## AIM OF THE TASK
Which lines of the data contain the string "typing"? Copy every one of them.

## ENTRIES SUPPLIED
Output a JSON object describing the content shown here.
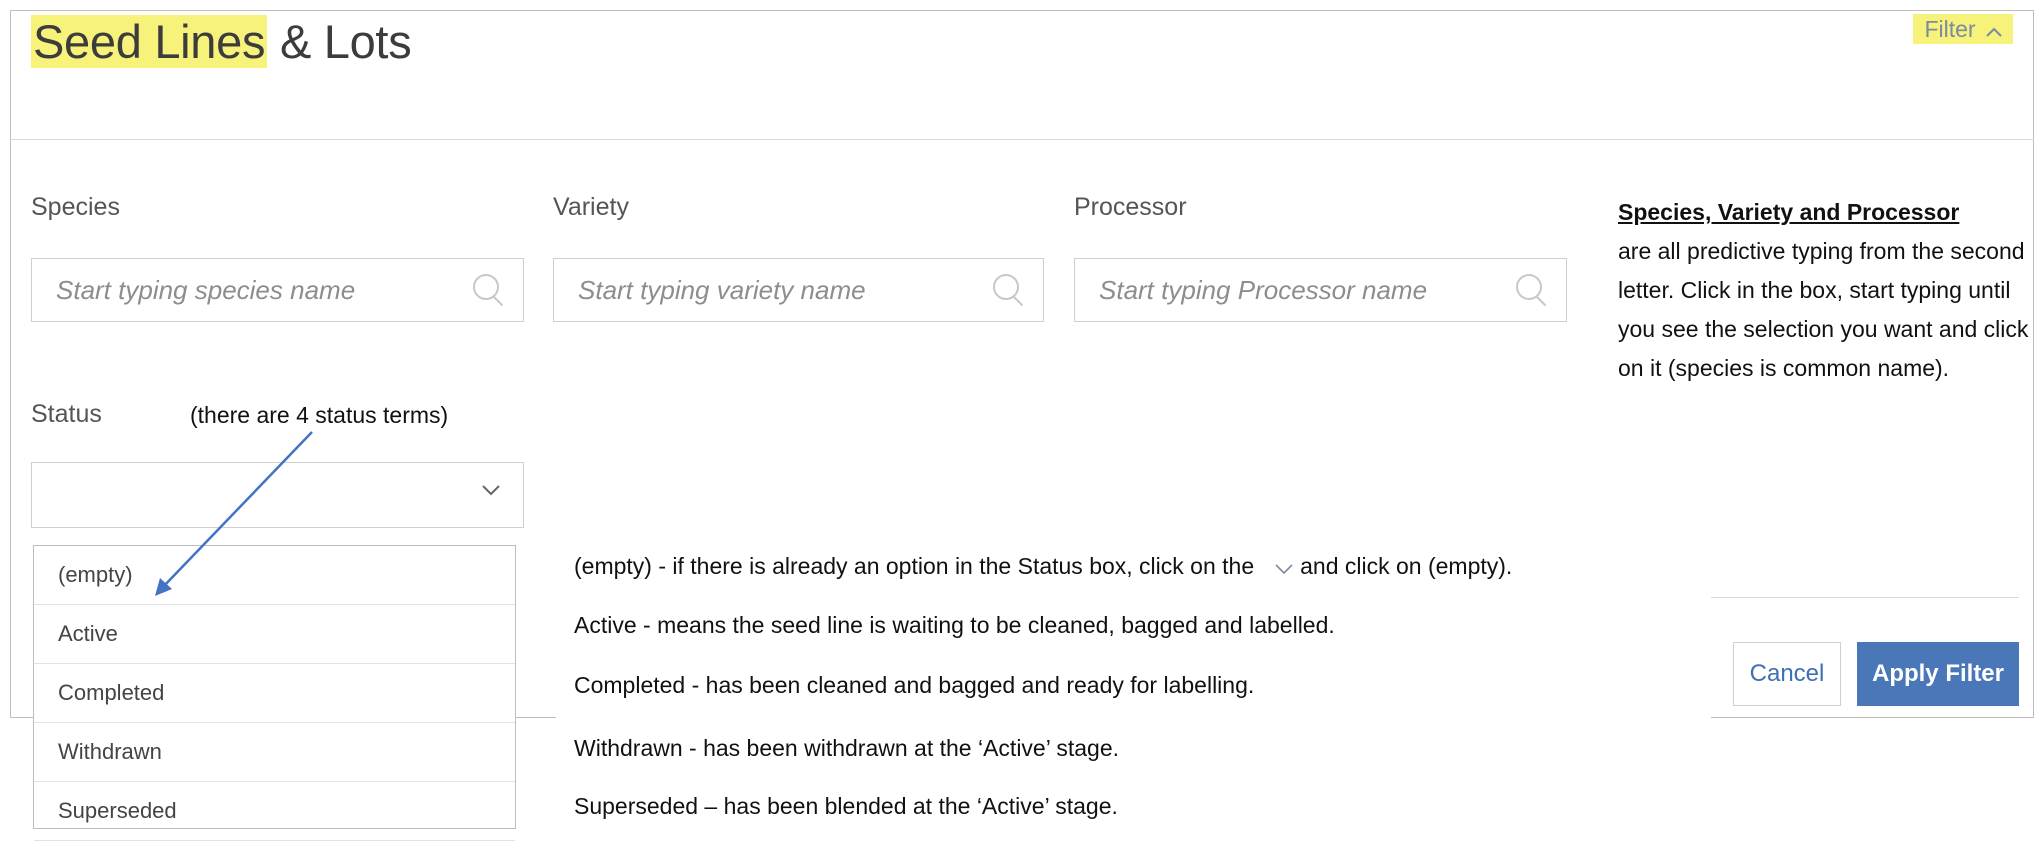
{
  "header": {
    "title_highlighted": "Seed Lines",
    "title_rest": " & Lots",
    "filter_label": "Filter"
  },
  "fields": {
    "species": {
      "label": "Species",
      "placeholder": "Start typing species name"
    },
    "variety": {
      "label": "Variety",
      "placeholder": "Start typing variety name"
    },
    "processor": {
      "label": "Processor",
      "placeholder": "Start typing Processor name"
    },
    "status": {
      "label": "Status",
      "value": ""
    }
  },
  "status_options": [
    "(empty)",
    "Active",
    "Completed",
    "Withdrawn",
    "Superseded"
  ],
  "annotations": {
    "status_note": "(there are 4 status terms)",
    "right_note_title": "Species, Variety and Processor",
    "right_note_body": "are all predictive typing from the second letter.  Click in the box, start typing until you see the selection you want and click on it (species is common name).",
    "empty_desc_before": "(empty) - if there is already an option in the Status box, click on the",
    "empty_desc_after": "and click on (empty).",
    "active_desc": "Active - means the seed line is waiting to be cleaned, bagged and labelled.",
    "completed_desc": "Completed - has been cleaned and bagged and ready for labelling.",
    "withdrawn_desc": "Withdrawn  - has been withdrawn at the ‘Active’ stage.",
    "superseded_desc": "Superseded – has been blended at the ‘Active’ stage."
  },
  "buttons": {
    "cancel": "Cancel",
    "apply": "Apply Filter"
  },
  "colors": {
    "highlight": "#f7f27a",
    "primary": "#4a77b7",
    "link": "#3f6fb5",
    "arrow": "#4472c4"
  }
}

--

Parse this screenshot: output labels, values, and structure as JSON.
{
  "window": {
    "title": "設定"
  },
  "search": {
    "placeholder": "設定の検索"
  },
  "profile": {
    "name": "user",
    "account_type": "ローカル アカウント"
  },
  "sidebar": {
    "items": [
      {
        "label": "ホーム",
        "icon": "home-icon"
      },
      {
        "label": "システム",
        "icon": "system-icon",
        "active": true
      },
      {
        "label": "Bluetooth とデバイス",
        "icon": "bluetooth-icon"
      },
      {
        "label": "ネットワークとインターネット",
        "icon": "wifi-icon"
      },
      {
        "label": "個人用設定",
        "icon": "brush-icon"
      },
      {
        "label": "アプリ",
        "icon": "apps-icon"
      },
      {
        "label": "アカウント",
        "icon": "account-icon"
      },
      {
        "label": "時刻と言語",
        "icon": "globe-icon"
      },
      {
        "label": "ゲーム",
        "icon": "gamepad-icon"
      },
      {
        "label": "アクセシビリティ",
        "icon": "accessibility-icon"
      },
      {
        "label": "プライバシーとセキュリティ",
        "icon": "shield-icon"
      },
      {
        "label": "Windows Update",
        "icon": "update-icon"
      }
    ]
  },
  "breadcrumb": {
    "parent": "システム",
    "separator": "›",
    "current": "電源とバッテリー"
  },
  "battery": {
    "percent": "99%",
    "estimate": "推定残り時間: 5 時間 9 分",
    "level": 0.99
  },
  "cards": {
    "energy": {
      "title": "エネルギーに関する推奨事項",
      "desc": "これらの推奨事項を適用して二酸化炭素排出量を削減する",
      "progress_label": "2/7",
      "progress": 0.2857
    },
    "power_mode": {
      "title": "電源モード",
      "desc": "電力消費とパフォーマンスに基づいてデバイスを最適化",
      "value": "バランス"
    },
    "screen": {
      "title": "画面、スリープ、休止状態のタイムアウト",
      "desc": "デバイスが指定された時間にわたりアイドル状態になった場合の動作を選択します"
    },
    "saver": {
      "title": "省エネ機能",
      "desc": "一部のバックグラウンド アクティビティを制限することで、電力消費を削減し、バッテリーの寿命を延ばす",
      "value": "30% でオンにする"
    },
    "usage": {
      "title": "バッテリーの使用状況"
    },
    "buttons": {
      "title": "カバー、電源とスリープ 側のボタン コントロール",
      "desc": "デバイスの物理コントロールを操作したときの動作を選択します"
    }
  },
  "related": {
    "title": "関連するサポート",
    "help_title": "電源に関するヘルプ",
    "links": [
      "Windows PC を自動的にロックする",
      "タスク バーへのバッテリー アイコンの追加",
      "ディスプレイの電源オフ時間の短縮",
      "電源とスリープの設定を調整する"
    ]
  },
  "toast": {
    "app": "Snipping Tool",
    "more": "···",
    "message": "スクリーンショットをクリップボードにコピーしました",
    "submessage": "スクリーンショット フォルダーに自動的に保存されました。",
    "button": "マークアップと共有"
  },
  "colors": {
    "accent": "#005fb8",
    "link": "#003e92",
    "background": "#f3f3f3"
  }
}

## WRITTEN SOLUTION
      "placeholder": "Start typing species name"
      "placeholder": "Start typing variety name"
      "placeholder": "Start typing Processor name"
    "right_note_body": "are all predictive typing from the second letter.  Click in the box, start typing until you see the selection you want and click on it (species is common name).",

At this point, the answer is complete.